BOXING Richardson eyes 22nd victory
He will fight tonight in the Ringside National Boxing Tournament.
By BOB ROTH
LENEXA, Kan. -- Youngstown's Durrell Richardson takes a 21-4 record into tonight's Ringside National Boxing Tournament.
Richardson, 23, is the son of Chester and nephew of Greg, a former World Boxing Council bantamweight champion.
Richardson had a four-fight sweep to the 147-pound national crown at the University of Denver Arena last June.
In the title bout, he won a unanimous decision over Maxwell Taylor (114-11) to become the first Youngstown native since Earl Lewis to win a national crown.

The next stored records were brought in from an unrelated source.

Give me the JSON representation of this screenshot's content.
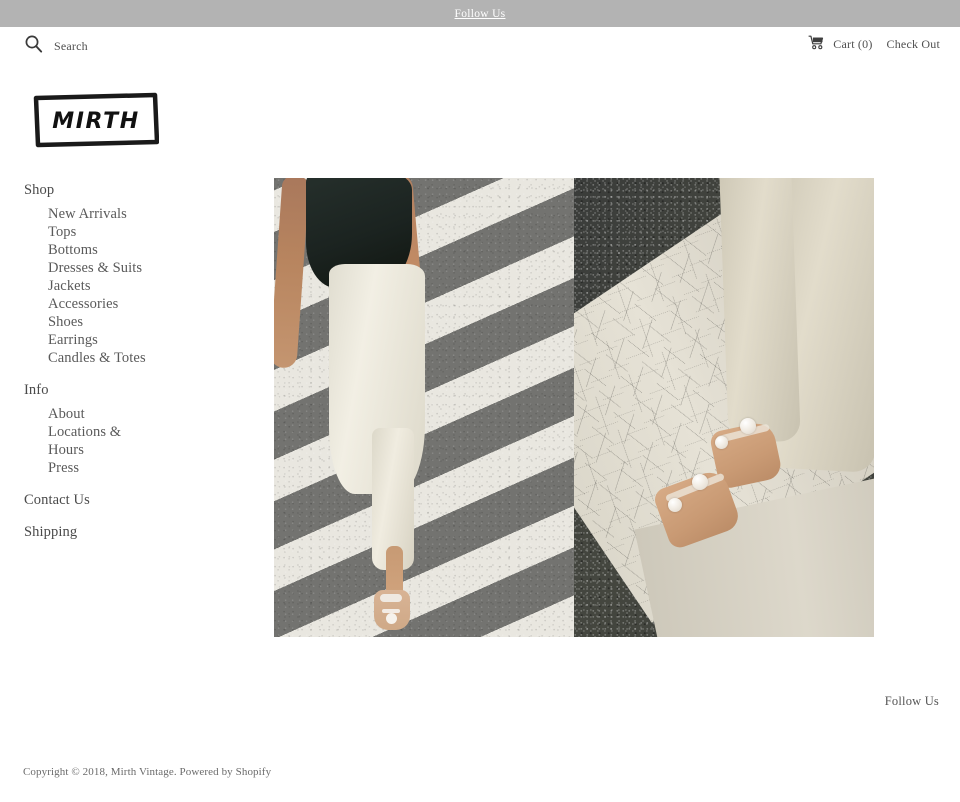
{
  "announcement": {
    "text": "Follow Us"
  },
  "utility": {
    "search": {
      "icon": "search-icon",
      "label": "Search"
    },
    "cart": {
      "icon": "cart-icon",
      "label": "Cart (0)"
    },
    "checkout": {
      "label": "Check Out"
    }
  },
  "logo": {
    "text": "MIRTH",
    "alt": "Mirth Vintage logo"
  },
  "sidebar": {
    "groups": [
      {
        "label": "Shop",
        "items": [
          {
            "label": "New Arrivals"
          },
          {
            "label": "Tops"
          },
          {
            "label": "Bottoms"
          },
          {
            "label": "Dresses & Suits"
          },
          {
            "label": "Jackets"
          },
          {
            "label": "Accessories"
          },
          {
            "label": "Shoes"
          },
          {
            "label": "Earrings"
          },
          {
            "label": "Candles & Totes"
          }
        ]
      },
      {
        "label": "Info",
        "items": [
          {
            "label": "About"
          },
          {
            "label": "Locations &"
          },
          {
            "label": "Hours"
          },
          {
            "label": "Press"
          }
        ]
      }
    ],
    "links": [
      {
        "label": "Contact Us"
      },
      {
        "label": "Shipping"
      }
    ]
  },
  "hero": {
    "left_image_alt": "Model in dark vest and cream trousers walking across a striped crosswalk",
    "right_image_alt": "Close-up of feet in pearl-embellished sandals on cracked white road paint"
  },
  "footer": {
    "social_label": "Follow Us",
    "copyright": "Copyright © 2018, Mirth Vintage. Powered by Shopify"
  },
  "colors": {
    "announcement_bg": "#b3b3b3",
    "announcement_text": "#ffffff",
    "body_text": "#4a4a4a",
    "page_bg": "#ffffff"
  }
}
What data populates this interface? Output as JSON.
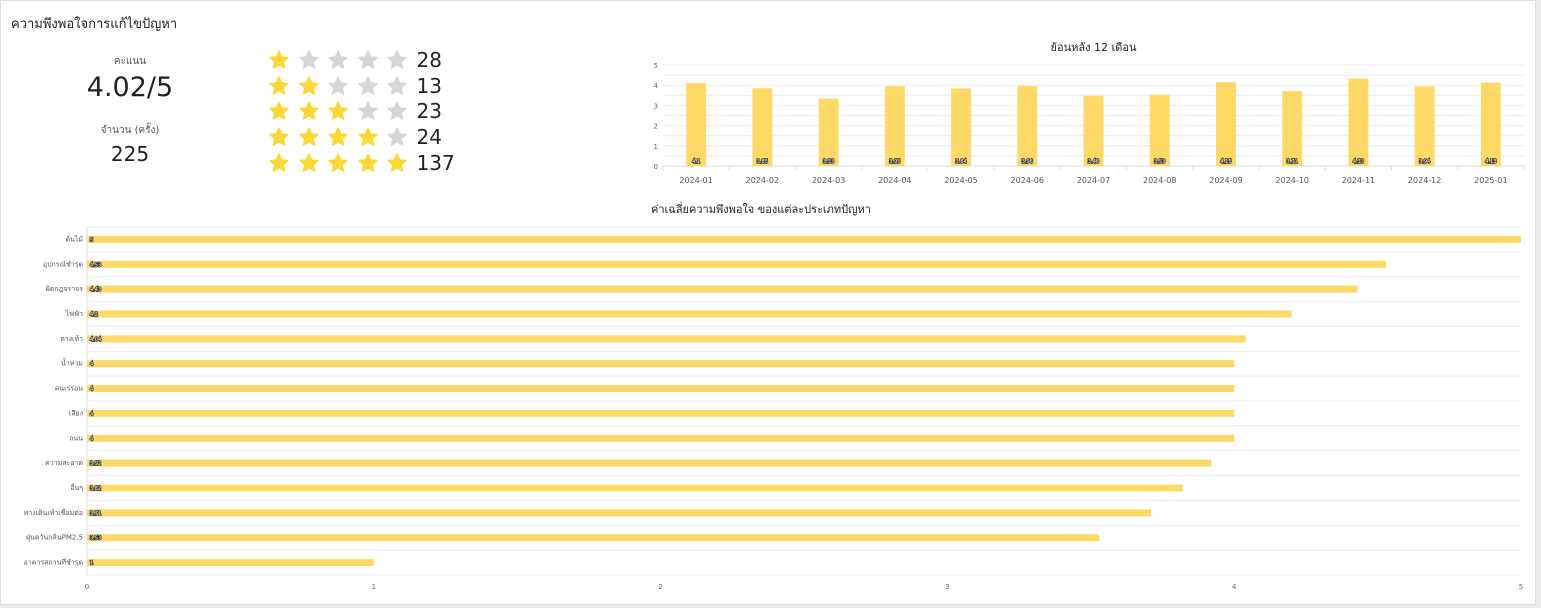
{
  "title": "ความพึงพอใจการแก้ไขปัญหา",
  "summary": {
    "score_label": "คะแนน",
    "score_value": "4.02/5",
    "count_label": "จำนวน (ครั้ง)",
    "count_value": "225"
  },
  "ratings": [
    {
      "stars": 1,
      "count": "28"
    },
    {
      "stars": 2,
      "count": "13"
    },
    {
      "stars": 3,
      "count": "23"
    },
    {
      "stars": 4,
      "count": "24"
    },
    {
      "stars": 5,
      "count": "137"
    }
  ],
  "colors": {
    "bar": "#fed965",
    "star_on": "#fdd835",
    "star_off": "#d6d6d6"
  },
  "chart_data": [
    {
      "type": "bar",
      "title": "ย้อนหลัง 12 เดือน",
      "categories": [
        "2024-01",
        "2024-02",
        "2024-03",
        "2024-04",
        "2024-05",
        "2024-06",
        "2024-07",
        "2024-08",
        "2024-09",
        "2024-10",
        "2024-11",
        "2024-12",
        "2025-01"
      ],
      "values": [
        4.1,
        3.85,
        3.33,
        3.95,
        3.84,
        3.96,
        3.48,
        3.53,
        4.15,
        3.71,
        4.33,
        3.94,
        4.13
      ],
      "data_labels": [
        "4.1",
        "3.85",
        "3.33",
        "3.95",
        "3.84",
        "3.96",
        "3.48",
        "3.53",
        "4.15",
        "3.71",
        "4.33",
        "3.94",
        "4.13"
      ],
      "ylim": [
        0,
        5
      ],
      "yticks": [
        "0",
        "1",
        "2",
        "3",
        "4",
        "5"
      ],
      "grid": true
    },
    {
      "type": "bar",
      "orientation": "horizontal",
      "title": "ค่าเฉลี่ยความพึงพอใจ ของแต่ละประเภทปัญหา",
      "categories": [
        "ต้นไม้",
        "อุปกรณ์ชำรุด",
        "ผิดกฎจราจร",
        "ไฟฟ้า",
        "ทางเท้า",
        "น้ำท่วม",
        "คนเร่ร่อน",
        "เสียง",
        "ถนน",
        "ความสะอาด",
        "อื่นๆ",
        "ทางเดินเท้าเชื่อมต่อ",
        "ฝุ่นควันกลิ่นPM2.5",
        "อาคารสถานที่ชำรุด"
      ],
      "values": [
        5,
        4.53,
        4.43,
        4.2,
        4.04,
        4,
        4,
        4,
        4,
        3.92,
        3.82,
        3.71,
        3.53,
        1
      ],
      "data_labels": [
        "5",
        "4.53",
        "4.43",
        "4.2",
        "4.04",
        "4",
        "4",
        "4",
        "4",
        "3.92",
        "3.82",
        "3.71",
        "3.53",
        "1"
      ],
      "xlim": [
        0,
        5
      ],
      "xticks": [
        "0",
        "1",
        "2",
        "3",
        "4",
        "5"
      ],
      "grid": true
    }
  ]
}
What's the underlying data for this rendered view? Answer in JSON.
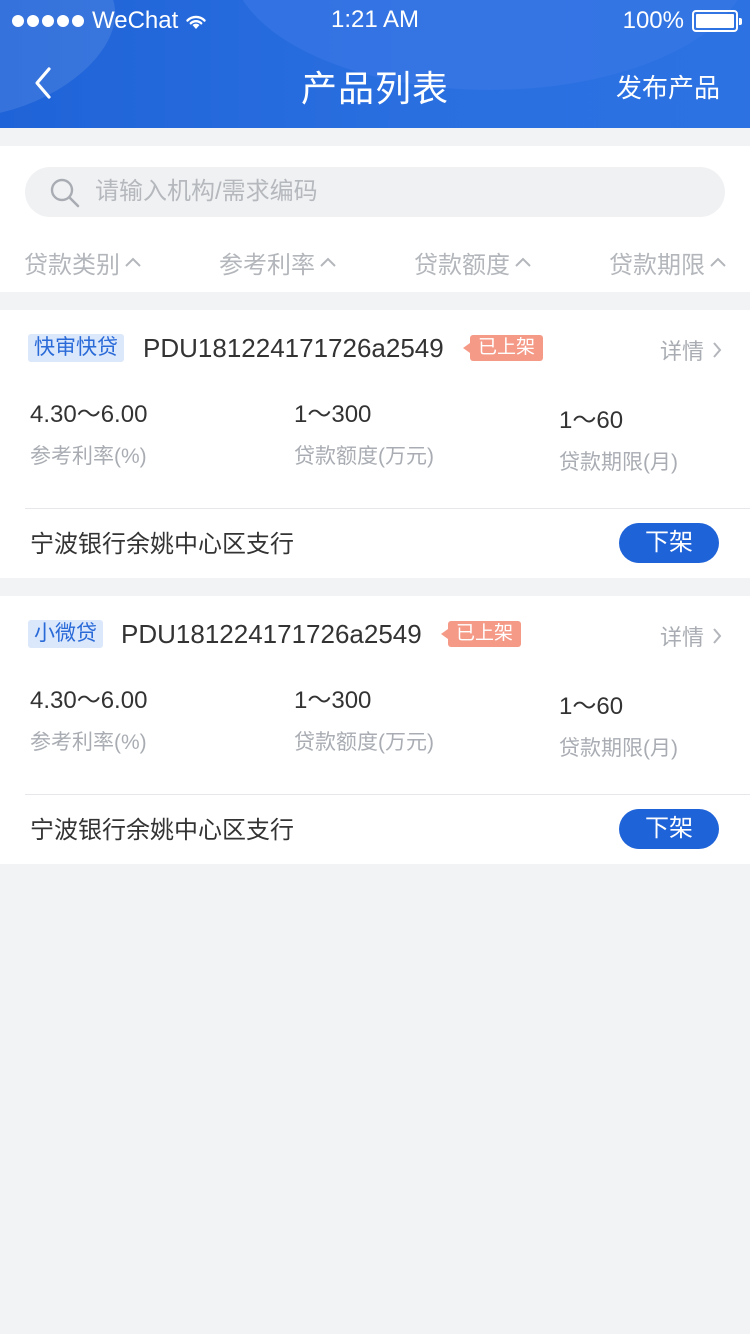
{
  "status_bar": {
    "carrier": "WeChat",
    "time": "1:21 AM",
    "battery": "100%"
  },
  "nav": {
    "title": "产品列表",
    "publish_label": "发布产品"
  },
  "search": {
    "placeholder": "请输入机构/需求编码"
  },
  "filters": [
    {
      "label": "贷款类别"
    },
    {
      "label": "参考利率"
    },
    {
      "label": "贷款额度"
    },
    {
      "label": "贷款期限"
    }
  ],
  "products": [
    {
      "type_tag": "快审快贷",
      "code": "PDU181224171726a2549",
      "status": "已上架",
      "detail_label": "详情",
      "rate": {
        "value": "4.30～6.00",
        "label": "参考利率(%)"
      },
      "amount": {
        "value": "1～300",
        "label": "贷款额度(万元)"
      },
      "term": {
        "value": "1～60",
        "label": "贷款期限(月)"
      },
      "bank": "宁波银行余姚中心区支行",
      "action_label": "下架"
    },
    {
      "type_tag": "小微贷",
      "code": "PDU181224171726a2549",
      "status": "已上架",
      "detail_label": "详情",
      "rate": {
        "value": "4.30～6.00",
        "label": "参考利率(%)"
      },
      "amount": {
        "value": "1～300",
        "label": "贷款额度(万元)"
      },
      "term": {
        "value": "1～60",
        "label": "贷款期限(月)"
      },
      "bank": "宁波银行余姚中心区支行",
      "action_label": "下架"
    }
  ]
}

Jack Loew trains Durrell at the Southside Boxing Club, and coached the Cleveland team at Denver.
Most participants in the national meet were younger than 20, and had at least 100 fights. Durrell's Denver opponents had more than 400 bouts.
The Richardson name is well known in the area as Greg's parents, Ollie and his wife Virginia, had nine children -- five girls and four boys. All of the boys became fighters.
Greg was the best known, winning 300 of 315 amateur bouts, including a 112-pound crown at the national tourney. Greg went on to hold six pro belts, including the WBC bantamweight championship.
Many believe Chester, the oldest brother, was the best of the Richardson family. He fought more than 200 amateur fights, and won five Golden Glove titles in both Youngstown and Cleveland. Chester retired after 18 professional lightweight fights.
Durrell wanted to fight at age 7, but his mother wouldn't allow it, saying his only reason was to emulate his father. At 13, Chester took him to the Southside Boxing Club.
Durrell won his first fight in 1993, but then lost a one-point decision that soured him on the sport. He graduated from The Rayen School in 1997 and went to Columbus for two years to work. He came home in 2000 and decided to go back to the gym.
"I was watching a fight on ESPN and decided I was better than both of the guys fighting," said Durrell.
Ranked fifth in the nation in his weight class by USA Boxing, Durrell runs at least five mornings a week and is in the gym sometimes six days.
His only ring action since Denver was August 8 at Mountaineer Park on a pro-am, where he put down an opponent for two eight-counts in round one, and stopped him the next round.